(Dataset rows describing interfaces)
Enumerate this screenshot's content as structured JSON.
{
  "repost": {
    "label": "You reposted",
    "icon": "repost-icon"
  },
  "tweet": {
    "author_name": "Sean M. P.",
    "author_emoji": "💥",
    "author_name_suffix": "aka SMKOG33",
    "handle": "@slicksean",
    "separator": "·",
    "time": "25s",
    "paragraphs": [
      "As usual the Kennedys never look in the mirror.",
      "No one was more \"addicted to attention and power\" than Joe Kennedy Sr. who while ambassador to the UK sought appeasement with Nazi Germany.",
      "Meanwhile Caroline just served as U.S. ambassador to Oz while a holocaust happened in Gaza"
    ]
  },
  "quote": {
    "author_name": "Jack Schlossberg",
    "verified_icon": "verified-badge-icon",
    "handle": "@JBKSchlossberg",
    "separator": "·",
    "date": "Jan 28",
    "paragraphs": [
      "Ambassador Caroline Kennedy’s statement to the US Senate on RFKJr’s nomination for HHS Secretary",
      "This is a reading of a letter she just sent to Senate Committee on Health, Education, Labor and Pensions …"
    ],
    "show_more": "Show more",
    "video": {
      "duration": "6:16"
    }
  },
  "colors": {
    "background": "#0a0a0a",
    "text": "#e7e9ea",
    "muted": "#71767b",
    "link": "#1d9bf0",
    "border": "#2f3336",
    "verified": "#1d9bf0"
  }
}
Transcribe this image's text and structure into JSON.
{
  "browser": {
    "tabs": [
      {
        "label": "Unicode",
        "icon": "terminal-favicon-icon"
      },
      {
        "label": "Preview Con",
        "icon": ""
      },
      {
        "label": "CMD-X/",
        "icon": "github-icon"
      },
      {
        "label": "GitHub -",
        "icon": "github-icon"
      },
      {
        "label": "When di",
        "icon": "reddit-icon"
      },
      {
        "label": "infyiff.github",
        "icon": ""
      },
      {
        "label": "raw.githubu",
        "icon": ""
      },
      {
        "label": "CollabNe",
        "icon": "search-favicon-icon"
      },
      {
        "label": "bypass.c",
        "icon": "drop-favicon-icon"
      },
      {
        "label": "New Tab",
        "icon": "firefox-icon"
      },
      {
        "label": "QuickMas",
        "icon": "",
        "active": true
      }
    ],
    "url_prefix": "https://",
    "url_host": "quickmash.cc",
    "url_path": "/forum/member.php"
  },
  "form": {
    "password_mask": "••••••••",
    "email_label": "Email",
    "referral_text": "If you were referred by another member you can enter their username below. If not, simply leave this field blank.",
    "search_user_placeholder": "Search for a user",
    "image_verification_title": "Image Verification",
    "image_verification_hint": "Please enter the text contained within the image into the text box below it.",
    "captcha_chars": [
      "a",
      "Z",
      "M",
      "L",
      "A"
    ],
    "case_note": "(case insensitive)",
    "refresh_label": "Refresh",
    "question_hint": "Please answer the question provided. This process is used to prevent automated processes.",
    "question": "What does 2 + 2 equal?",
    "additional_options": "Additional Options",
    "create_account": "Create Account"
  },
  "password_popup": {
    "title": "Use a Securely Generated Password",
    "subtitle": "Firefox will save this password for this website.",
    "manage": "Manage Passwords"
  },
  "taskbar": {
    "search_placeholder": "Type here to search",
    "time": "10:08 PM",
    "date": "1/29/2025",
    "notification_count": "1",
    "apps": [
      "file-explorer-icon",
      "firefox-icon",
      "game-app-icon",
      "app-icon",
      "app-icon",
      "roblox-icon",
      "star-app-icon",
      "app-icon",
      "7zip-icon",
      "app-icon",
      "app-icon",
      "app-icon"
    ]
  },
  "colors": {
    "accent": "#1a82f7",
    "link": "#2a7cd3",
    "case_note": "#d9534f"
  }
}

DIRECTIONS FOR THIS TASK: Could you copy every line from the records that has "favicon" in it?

REPLY:
        "icon": "terminal-favicon-icon"
        "icon": "search-favicon-icon"
        "icon": "drop-favicon-icon"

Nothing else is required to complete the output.